(Items from an interface collection)
···

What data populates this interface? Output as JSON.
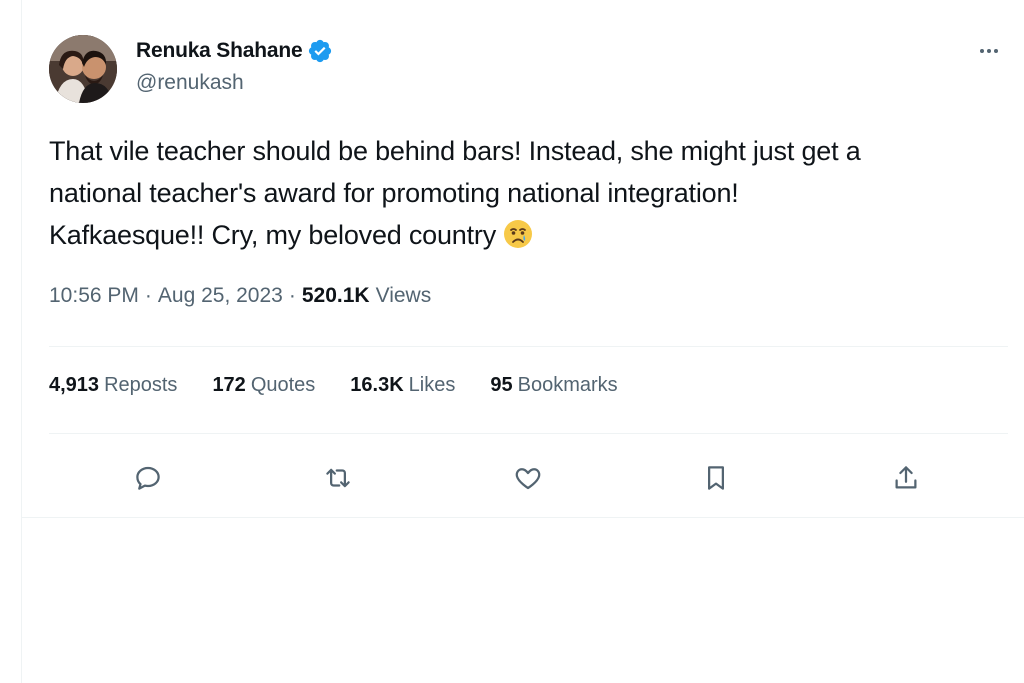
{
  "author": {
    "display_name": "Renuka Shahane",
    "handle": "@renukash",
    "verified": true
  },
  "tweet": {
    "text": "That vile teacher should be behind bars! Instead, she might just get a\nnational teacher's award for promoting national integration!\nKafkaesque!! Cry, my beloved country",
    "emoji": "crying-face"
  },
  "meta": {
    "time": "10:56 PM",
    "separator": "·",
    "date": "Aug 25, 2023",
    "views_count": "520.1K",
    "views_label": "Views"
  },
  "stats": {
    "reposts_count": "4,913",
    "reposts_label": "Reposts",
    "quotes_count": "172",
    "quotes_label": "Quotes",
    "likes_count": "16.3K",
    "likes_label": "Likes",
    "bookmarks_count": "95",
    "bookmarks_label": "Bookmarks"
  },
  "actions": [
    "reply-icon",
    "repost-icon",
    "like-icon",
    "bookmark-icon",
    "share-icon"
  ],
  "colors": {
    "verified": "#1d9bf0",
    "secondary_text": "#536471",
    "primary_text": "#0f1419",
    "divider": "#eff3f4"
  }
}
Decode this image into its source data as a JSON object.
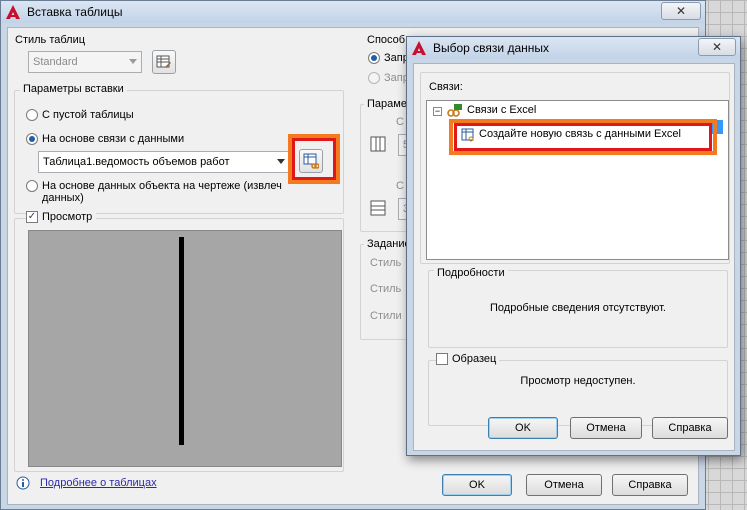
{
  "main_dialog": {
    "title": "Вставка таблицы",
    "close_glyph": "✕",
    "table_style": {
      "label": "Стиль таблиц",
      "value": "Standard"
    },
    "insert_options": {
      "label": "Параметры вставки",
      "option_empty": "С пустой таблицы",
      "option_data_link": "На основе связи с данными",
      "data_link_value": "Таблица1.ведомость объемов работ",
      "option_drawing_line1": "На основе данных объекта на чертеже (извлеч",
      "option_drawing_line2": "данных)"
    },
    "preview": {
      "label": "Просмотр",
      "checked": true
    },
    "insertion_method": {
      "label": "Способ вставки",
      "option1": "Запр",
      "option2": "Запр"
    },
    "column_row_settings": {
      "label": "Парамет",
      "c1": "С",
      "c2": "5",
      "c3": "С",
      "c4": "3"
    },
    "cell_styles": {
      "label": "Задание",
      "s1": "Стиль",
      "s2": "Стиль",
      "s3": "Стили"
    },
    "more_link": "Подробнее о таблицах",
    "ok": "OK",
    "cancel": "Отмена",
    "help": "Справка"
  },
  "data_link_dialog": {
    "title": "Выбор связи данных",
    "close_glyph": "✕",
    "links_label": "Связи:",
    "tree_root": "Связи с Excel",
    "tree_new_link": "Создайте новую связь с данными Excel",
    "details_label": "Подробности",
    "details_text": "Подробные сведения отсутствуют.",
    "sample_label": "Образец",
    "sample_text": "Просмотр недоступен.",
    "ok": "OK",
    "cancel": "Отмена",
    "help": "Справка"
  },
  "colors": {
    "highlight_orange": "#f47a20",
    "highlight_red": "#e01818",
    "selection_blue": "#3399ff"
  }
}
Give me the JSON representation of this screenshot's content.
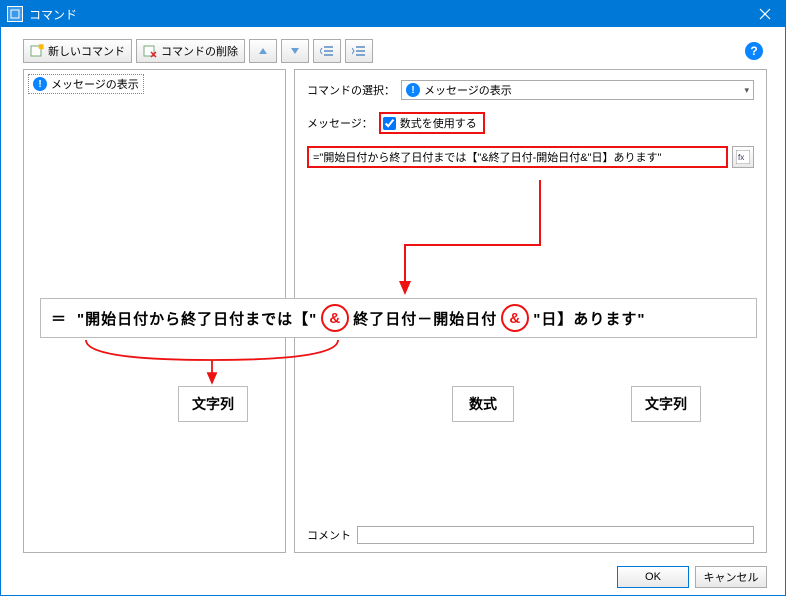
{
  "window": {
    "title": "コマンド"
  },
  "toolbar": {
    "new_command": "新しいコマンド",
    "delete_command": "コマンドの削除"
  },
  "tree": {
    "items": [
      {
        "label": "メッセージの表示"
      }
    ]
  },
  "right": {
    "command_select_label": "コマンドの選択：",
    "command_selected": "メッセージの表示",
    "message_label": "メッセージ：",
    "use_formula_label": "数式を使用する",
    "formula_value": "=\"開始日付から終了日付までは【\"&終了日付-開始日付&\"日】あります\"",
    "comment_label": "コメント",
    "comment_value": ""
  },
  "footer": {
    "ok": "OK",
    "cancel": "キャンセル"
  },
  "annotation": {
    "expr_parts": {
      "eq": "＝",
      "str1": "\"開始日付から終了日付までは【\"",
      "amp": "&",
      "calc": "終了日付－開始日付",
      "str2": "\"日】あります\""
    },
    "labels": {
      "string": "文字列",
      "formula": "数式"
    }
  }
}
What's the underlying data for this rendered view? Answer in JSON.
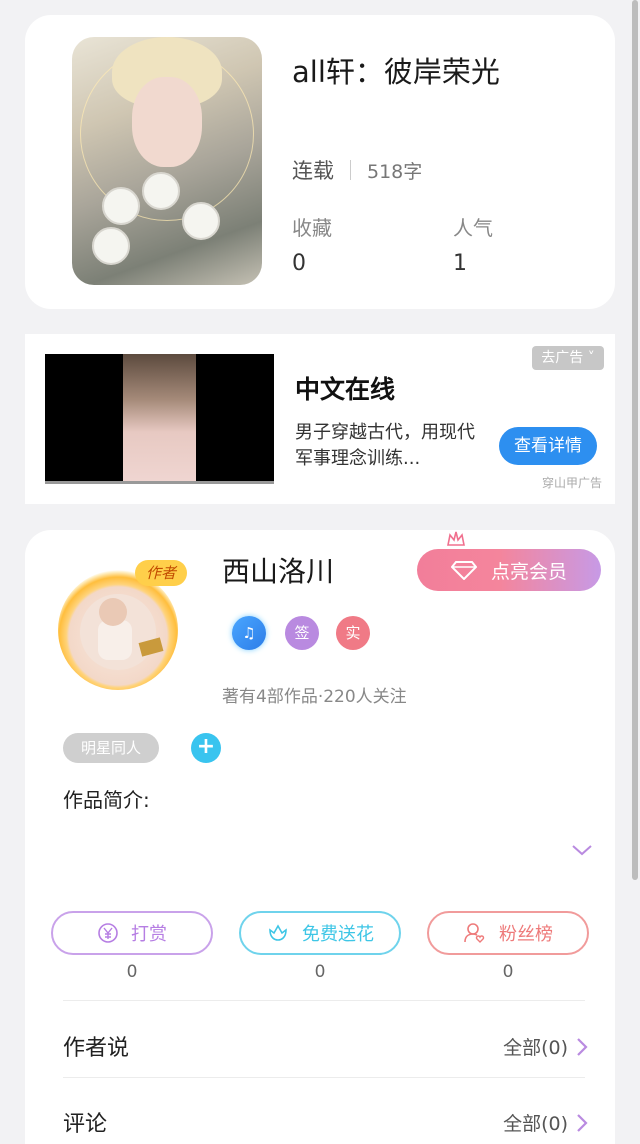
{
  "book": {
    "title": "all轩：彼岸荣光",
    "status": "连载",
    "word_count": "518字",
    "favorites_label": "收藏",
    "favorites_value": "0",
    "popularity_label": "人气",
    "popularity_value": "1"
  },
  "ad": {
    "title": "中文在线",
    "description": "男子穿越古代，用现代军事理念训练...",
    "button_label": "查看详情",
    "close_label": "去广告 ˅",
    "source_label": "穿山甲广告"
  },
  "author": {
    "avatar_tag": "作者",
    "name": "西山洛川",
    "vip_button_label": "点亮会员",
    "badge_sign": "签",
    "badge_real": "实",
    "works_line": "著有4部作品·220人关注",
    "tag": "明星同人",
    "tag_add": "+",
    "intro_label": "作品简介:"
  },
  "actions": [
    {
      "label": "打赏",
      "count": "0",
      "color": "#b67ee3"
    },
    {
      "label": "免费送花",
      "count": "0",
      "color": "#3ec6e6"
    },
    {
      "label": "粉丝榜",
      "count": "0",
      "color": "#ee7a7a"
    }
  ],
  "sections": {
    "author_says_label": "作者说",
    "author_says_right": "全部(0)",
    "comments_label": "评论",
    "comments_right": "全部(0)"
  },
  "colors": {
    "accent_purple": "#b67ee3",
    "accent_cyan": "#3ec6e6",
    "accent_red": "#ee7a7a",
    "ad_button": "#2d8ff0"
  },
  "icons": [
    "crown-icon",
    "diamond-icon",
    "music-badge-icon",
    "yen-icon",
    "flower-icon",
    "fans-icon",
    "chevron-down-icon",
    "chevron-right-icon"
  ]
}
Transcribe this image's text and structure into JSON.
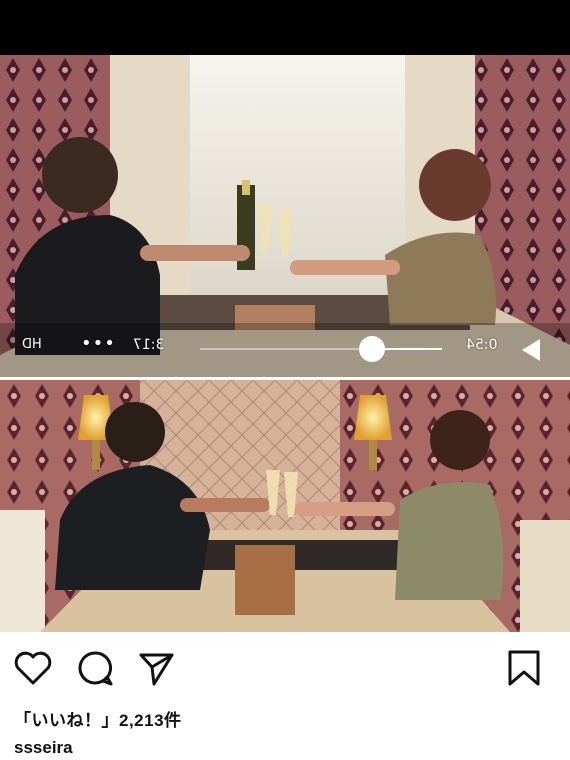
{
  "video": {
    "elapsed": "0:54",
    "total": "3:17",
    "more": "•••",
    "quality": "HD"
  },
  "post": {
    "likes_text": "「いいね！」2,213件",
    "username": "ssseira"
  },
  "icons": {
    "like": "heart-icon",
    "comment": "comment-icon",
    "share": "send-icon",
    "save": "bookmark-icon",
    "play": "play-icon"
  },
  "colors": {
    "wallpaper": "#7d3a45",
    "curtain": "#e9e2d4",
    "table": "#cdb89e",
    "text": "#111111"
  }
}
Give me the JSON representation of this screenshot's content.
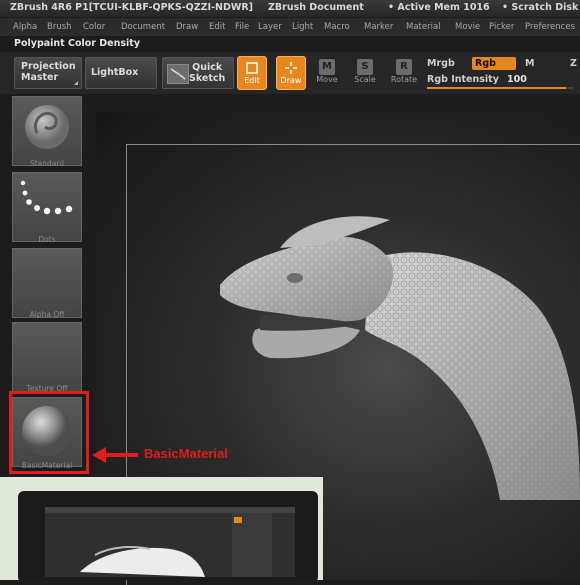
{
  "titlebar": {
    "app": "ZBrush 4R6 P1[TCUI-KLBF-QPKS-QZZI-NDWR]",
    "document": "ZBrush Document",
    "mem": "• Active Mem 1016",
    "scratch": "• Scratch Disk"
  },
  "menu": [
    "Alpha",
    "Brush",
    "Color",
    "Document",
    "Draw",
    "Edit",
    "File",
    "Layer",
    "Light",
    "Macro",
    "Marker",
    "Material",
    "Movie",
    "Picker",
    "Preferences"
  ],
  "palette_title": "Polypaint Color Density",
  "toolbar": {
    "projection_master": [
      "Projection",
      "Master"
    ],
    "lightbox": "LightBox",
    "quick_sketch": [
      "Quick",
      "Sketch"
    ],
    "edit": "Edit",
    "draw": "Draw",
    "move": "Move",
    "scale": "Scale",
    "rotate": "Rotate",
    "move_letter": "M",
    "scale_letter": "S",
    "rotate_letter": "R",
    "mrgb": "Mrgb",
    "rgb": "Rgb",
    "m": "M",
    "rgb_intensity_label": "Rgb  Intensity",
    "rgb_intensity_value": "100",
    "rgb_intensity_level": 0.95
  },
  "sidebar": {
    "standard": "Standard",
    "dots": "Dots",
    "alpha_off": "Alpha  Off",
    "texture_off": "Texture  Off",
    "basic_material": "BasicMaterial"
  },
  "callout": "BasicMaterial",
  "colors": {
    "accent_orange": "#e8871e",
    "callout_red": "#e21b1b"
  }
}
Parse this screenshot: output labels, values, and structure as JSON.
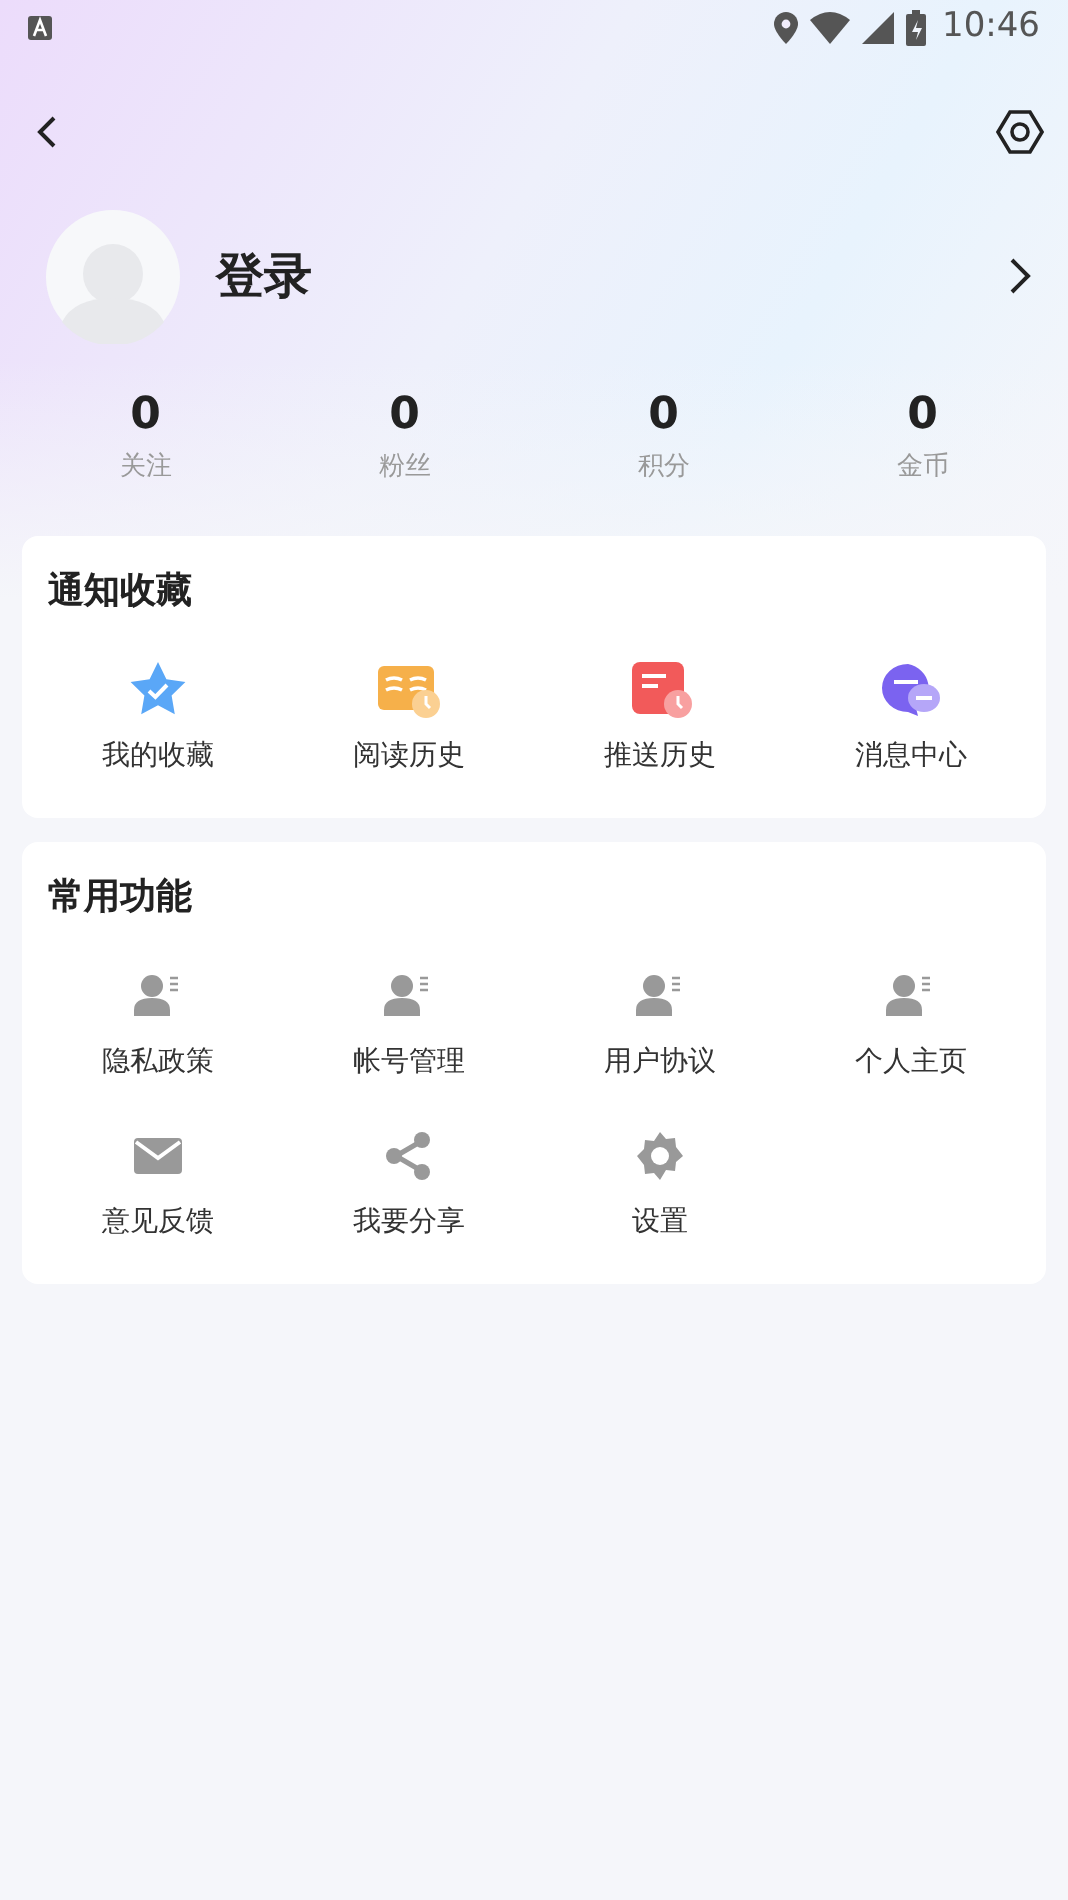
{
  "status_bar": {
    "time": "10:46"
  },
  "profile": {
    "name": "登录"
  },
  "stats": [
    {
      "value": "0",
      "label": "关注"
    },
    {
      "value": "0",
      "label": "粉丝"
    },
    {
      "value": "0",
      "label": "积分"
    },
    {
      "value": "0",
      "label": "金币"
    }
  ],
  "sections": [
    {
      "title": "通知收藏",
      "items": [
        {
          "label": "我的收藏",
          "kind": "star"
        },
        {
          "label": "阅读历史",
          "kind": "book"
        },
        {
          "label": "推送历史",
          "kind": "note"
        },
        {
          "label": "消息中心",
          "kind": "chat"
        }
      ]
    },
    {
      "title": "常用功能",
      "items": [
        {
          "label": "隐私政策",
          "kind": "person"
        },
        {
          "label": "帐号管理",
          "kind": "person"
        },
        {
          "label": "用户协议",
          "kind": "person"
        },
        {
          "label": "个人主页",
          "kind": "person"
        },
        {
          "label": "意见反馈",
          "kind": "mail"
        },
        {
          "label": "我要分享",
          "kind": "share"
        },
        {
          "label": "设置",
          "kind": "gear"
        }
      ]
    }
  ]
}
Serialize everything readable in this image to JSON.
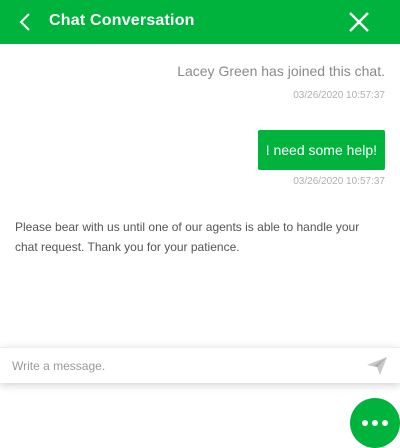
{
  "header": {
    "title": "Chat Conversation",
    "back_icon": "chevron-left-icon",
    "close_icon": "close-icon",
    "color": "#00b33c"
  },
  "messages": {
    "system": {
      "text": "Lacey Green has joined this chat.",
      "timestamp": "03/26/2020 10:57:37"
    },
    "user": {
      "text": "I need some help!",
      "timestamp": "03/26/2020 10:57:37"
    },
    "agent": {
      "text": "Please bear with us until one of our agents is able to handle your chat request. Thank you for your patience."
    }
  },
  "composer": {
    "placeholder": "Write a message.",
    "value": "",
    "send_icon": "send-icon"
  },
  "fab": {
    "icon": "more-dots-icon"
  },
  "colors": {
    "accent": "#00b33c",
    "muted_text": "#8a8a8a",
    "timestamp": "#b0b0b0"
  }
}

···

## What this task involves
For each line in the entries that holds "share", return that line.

## Exercise solution
    "share-icon"
    "share": "send-icon",
          "kind": "share"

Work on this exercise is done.